Jason Oxman, CEO, Electronic Transactions Association

The future of payments is evolving. As CEO of The Electronic Transactions Association (ETA), I am seeing a flurry of activity around payments security technology. ETA's membership represents nearly $5 trillion in annual payments processed in the U.S. alone. Our member companies detect and deter crime everyday through security technology built to detect and prevent fraud and to insulate consumers from liability. Fraud accounts for less than six cents of every one hundred dollars spent on the payments systems – a fraction of a tenth of a percent. 

Following a series of large-scale, high profile data breaches, consumers are understandably concerned about the security of their sensitive information. We are increasingly conducting our lives online, and the criminals that profit from stealing our sensitive information are following us in the cyber realm with increased sophistication. The evolving nature of cyber threats calls for a vigorous and dynamic response. 

Fortunately, the payments industry is responding by creating and deploying new technologies to meet this growing threat. EMV chip technology, first developed two decades ago, is becoming a global standard for card security. EMV cards incorporate embedded microprocessor chips that provide security features improving upon the out-of-date security found on traditional magnetic stripe cards. The deployment of EMV in the U.S. is a complicated undertaking, requiring significant upgrades by merchants and financial institutions alike. ETA member companies have been ready for the transition to EMV since April 2013. Chip technology can prevent criminals from producing counterfeit credit cards, and although it wouldn't have prevented recent breaches of retailers, chip cards are an important component of necessary security upgrades.

"...tokenization, removes sensitive information from a transaction..."

Another technology, tokenization, removes sensitive information from a transaction by replacing customer data with a unique identifier that cannot be mathematically reversed.

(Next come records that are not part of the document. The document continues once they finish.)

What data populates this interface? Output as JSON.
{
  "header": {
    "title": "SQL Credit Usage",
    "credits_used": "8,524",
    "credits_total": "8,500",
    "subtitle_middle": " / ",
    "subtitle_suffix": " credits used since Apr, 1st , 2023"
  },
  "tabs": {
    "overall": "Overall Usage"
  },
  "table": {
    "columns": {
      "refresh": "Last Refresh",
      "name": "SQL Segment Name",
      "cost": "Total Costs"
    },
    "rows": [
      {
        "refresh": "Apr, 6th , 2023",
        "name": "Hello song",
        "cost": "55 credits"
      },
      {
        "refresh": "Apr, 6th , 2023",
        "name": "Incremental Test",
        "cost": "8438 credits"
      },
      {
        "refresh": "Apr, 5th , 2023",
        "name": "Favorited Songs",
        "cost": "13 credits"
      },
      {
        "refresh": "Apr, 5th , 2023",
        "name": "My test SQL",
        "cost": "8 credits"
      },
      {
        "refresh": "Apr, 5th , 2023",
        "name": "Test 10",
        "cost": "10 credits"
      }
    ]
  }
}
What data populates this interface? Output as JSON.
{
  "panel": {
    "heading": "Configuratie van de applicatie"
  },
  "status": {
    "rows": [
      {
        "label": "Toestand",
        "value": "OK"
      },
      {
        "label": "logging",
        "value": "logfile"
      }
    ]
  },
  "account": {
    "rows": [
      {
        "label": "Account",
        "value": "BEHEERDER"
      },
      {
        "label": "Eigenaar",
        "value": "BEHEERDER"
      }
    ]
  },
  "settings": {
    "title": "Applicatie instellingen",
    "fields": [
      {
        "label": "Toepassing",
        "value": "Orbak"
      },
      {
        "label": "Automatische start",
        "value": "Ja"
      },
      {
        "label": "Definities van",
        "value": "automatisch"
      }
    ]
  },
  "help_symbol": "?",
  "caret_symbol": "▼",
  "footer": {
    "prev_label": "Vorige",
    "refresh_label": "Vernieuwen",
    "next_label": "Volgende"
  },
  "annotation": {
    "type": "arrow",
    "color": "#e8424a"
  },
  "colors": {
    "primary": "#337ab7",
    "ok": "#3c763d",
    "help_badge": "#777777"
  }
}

As such, tokens hold great promise for preventing interception of useful data by criminals. Payments companies with the necessary information to accurately match the token to the payment card owner receive the token and he remaining numbers are generated using proprietary tokenization algorithms. 

End-to-end encryption is an advanced risk management tool that helps protect the sensitive information transmitted over systems that may not have traditionally been encrypted. With end-to-end encryption, credit card data is encrypted from the moment the card is swiped, while the data is in transit, all the way to authorization. This technology minimizes opportunities for hackers and criminals to access data during purchase. 

Lastly, using a mobile device to initiate a transaction will soon be as common as swiping a card. Mobile payments and digital wallet cloud technology are actively employing new securities. Mobile devices provide enhanced capabilities, including passcode protection and secure chip technology, as well as both device and cloud based encryption and tokenization capabilities. 

The payments industry is creating innovations today to solve tomorrow's security threats. This protection ensures the free flow of information vital to helping consumers access and use electronic payments, promotes price competition and ensures the free flow of commerce.


Jason Oxman is the CEO of the Electronic Transactions Association, an international trade association representing more than 500 companies worldwide. Follow ETA on Twitter @ElecTranAssoc